→ **WHAT IS NEEDED**:
Below is a listing; reproduce each line of it exactly.

→ **STORED DATA**:
※

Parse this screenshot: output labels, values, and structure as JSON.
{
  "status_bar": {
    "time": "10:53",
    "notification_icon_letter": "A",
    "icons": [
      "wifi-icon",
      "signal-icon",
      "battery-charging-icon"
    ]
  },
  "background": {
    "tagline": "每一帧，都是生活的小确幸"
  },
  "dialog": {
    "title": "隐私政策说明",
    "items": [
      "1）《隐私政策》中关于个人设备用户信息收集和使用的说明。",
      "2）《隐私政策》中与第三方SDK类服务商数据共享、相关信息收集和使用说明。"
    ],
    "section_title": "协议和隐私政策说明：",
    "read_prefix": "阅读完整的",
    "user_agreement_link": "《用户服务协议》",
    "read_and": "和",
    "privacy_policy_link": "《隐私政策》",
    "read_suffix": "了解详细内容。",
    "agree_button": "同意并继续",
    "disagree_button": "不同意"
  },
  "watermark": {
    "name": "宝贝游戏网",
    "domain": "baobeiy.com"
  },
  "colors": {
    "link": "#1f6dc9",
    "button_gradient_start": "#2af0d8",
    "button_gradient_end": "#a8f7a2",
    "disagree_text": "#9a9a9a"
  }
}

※

→ **SOLUTION FOR THIS EXERCISE**:
Parse this screenshot: output labels, values, and structure as JSON.
{
  "status_bar": {
    "time": "10:53",
    "notification_icon_letter": "A",
    "icons": [
      "wifi-icon",
      "signal-icon",
      "battery-charging-icon"
    ]
  },
  "background": {
    "tagline": "每一帧，都是生活的小确幸"
  },
  "dialog": {
    "title": "隐私政策说明",
    "items": [
      "1）《隐私政策》中关于个人设备用户信息收集和使用的说明。",
      "2）《隐私政策》中与第三方SDK类服务商数据共享、相关信息收集和使用说明。"
    ],
    "section_title": "协议和隐私政策说明：",
    "read_prefix": "阅读完整的",
    "user_agreement_link": "《用户服务协议》",
    "read_and": "和",
    "privacy_policy_link": "《隐私政策》",
    "read_suffix": "了解详细内容。",
    "agree_button": "同意并继续",
    "disagree_button": "不同意"
  },
  "watermark": {
    "name": "宝贝游戏网",
    "domain": "baobeiy.com"
  },
  "colors": {
    "link": "#1f6dc9",
    "button_gradient_start": "#2af0d8",
    "button_gradient_end": "#a8f7a2",
    "disagree_text": "#9a9a9a"
  }
}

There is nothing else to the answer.